The listing, minus its pictures, is to be given again exactly.

**DATA FOR THE TASK**
- - - - -
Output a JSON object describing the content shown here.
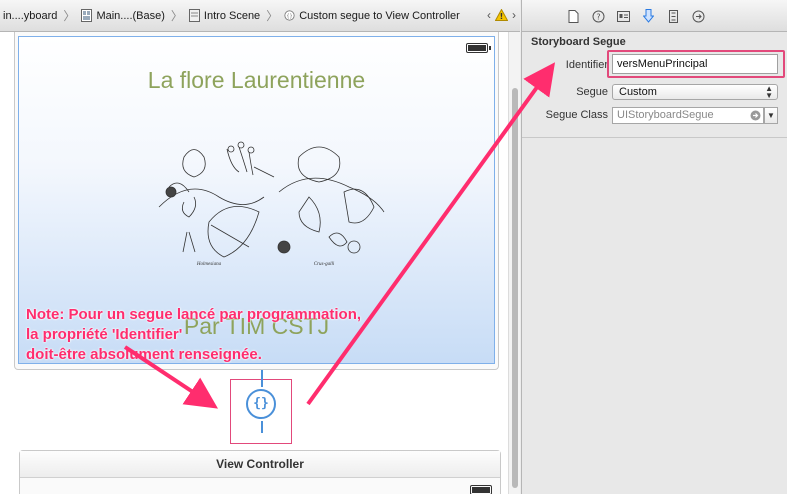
{
  "jumpbar": {
    "crumbs": [
      "in....yboard",
      "Main....(Base)",
      "Intro Scene",
      "Custom segue to View Controller"
    ],
    "warning_icon": "warning-icon"
  },
  "scene": {
    "title": "La flore Laurentienne",
    "author": "Par TIM CSTJ",
    "plate_caption_left": "Holmesiana",
    "plate_caption_right": "Crus-galli"
  },
  "note": {
    "lines": [
      "Note: Pour un segue lancé par programmation,",
      "la propriété 'Identifier'",
      "doit-être absolument renseignée."
    ]
  },
  "segue_node": {
    "glyph": "{}"
  },
  "view_controller": {
    "title": "View Controller"
  },
  "inspector": {
    "tabs": [
      "file-icon",
      "help-icon",
      "identity-icon",
      "attributes-icon",
      "size-icon",
      "connections-icon"
    ],
    "section_title": "Storyboard Segue",
    "identifier_label": "Identifier",
    "identifier_value": "versMenuPrincipal",
    "segue_label": "Segue",
    "segue_value": "Custom",
    "segue_class_label": "Segue Class",
    "segue_class_value": "UIStoryboardSegue"
  },
  "colors": {
    "annotation": "#ff2d6e",
    "segue": "#4a90d9",
    "title_green": "#8ea35c"
  }
}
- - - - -
**RESULT OF THE TASK**
Output a JSON object describing the content shown here.
{
  "jumpbar": {
    "crumbs": [
      "in....yboard",
      "Main....(Base)",
      "Intro Scene",
      "Custom segue to View Controller"
    ],
    "warning_icon": "warning-icon"
  },
  "scene": {
    "title": "La flore Laurentienne",
    "author": "Par TIM CSTJ",
    "plate_caption_left": "Holmesiana",
    "plate_caption_right": "Crus-galli"
  },
  "note": {
    "lines": [
      "Note: Pour un segue lancé par programmation,",
      "la propriété 'Identifier'",
      "doit-être absolument renseignée."
    ]
  },
  "segue_node": {
    "glyph": "{}"
  },
  "view_controller": {
    "title": "View Controller"
  },
  "inspector": {
    "tabs": [
      "file-icon",
      "help-icon",
      "identity-icon",
      "attributes-icon",
      "size-icon",
      "connections-icon"
    ],
    "section_title": "Storyboard Segue",
    "identifier_label": "Identifier",
    "identifier_value": "versMenuPrincipal",
    "segue_label": "Segue",
    "segue_value": "Custom",
    "segue_class_label": "Segue Class",
    "segue_class_value": "UIStoryboardSegue"
  },
  "colors": {
    "annotation": "#ff2d6e",
    "segue": "#4a90d9",
    "title_green": "#8ea35c"
  }
}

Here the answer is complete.